Task => Report only the number of lines that contain the string "title" in the records below.

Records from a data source

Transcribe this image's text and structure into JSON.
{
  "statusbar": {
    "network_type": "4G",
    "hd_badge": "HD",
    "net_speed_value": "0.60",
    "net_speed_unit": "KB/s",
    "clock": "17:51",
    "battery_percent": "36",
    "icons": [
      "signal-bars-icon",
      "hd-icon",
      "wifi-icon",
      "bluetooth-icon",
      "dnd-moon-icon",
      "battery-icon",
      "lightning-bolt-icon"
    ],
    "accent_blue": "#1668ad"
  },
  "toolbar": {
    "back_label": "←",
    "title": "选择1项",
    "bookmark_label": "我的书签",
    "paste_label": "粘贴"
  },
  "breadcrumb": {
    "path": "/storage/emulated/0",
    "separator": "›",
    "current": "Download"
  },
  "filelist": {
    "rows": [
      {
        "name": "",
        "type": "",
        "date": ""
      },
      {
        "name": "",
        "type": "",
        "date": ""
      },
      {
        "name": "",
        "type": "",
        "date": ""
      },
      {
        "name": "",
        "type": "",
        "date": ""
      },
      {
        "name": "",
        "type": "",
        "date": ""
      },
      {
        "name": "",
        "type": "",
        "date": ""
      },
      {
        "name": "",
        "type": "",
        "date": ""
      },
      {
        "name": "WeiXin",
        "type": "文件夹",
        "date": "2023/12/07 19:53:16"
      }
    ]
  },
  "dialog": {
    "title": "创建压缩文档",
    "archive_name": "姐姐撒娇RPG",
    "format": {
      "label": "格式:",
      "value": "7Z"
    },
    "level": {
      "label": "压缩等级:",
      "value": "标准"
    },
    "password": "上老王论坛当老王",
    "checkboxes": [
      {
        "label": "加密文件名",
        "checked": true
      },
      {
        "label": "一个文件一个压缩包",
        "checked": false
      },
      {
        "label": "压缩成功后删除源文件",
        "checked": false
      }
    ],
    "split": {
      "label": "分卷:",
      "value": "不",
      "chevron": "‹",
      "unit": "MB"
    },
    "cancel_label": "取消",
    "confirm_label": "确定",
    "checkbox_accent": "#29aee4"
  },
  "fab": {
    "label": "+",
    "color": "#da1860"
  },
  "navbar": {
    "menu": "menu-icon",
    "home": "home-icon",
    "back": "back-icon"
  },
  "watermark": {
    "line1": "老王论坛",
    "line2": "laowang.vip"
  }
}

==

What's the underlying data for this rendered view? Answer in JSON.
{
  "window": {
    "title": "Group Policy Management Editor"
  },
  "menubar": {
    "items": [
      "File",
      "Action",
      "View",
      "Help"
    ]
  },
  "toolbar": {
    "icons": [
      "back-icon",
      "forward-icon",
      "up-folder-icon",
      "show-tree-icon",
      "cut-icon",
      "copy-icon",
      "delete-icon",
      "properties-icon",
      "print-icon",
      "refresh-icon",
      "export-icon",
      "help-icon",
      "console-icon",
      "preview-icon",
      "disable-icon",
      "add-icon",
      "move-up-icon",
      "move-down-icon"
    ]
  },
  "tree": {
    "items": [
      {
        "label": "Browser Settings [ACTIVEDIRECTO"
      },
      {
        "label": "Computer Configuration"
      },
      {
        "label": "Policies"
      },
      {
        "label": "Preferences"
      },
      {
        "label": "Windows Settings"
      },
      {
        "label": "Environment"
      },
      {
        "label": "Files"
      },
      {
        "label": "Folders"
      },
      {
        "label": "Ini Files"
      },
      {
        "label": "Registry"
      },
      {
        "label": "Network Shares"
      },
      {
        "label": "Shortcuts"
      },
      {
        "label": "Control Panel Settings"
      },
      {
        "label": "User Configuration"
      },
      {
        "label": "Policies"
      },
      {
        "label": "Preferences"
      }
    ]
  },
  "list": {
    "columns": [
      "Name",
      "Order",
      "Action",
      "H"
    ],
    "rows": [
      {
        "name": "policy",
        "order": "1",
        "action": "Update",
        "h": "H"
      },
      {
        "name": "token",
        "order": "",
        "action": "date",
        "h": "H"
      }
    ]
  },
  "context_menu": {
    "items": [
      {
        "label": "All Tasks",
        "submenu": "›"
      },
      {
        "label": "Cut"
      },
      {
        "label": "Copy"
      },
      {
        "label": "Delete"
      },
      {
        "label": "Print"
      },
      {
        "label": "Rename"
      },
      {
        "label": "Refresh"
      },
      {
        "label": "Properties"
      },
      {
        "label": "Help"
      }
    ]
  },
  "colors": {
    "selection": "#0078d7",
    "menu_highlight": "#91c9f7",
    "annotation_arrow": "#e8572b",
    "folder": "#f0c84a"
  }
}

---

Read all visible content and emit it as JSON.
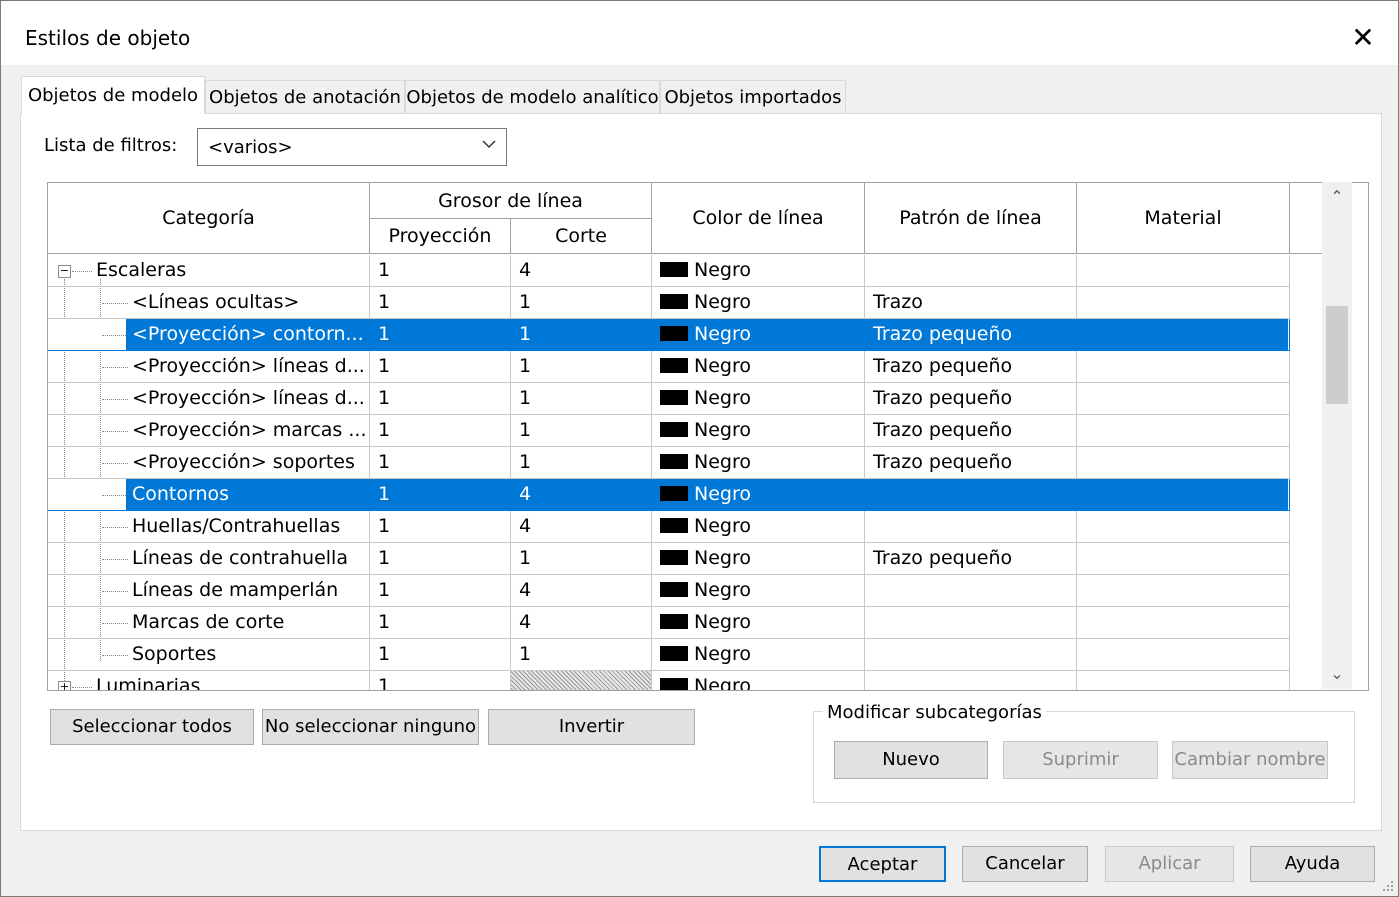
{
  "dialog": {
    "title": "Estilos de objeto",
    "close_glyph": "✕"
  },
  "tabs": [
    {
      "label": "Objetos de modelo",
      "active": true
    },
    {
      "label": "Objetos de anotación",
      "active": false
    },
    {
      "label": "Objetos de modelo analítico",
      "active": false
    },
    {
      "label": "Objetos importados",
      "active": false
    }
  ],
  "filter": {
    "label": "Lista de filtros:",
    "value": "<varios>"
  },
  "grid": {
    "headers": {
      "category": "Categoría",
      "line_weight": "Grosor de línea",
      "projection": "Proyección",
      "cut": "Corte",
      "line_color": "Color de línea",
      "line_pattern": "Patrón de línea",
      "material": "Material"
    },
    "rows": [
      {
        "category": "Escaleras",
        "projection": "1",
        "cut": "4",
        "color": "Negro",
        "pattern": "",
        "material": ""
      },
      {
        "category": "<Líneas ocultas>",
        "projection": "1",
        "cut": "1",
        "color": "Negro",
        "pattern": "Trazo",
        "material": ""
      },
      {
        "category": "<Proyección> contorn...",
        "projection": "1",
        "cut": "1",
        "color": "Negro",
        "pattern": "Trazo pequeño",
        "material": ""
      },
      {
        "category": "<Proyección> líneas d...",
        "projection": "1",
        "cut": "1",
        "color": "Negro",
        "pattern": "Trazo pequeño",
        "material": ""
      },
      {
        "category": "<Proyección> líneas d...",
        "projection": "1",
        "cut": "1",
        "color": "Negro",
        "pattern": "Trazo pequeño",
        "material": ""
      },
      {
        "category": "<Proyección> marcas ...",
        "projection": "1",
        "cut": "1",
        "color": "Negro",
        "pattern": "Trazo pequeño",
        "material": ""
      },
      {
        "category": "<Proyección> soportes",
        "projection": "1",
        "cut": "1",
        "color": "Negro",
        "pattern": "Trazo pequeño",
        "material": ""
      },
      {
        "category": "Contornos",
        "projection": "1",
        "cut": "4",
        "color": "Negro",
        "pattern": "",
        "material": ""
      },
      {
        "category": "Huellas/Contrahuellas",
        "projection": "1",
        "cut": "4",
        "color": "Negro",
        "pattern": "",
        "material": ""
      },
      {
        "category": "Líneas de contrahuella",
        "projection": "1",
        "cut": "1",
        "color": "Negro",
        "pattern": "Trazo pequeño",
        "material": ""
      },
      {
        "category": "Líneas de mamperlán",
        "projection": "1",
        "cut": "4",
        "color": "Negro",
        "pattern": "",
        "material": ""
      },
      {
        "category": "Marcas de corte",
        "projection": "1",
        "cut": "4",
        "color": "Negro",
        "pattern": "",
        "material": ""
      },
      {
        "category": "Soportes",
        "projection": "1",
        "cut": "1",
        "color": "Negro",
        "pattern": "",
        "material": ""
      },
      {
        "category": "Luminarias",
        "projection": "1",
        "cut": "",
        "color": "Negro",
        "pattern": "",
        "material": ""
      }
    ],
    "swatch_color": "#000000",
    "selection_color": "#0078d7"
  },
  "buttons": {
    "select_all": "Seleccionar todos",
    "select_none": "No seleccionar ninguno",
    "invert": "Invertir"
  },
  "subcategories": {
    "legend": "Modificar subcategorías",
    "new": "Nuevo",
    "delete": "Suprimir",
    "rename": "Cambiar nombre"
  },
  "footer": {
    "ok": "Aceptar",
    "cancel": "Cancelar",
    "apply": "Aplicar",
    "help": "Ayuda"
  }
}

Finished exercise => 4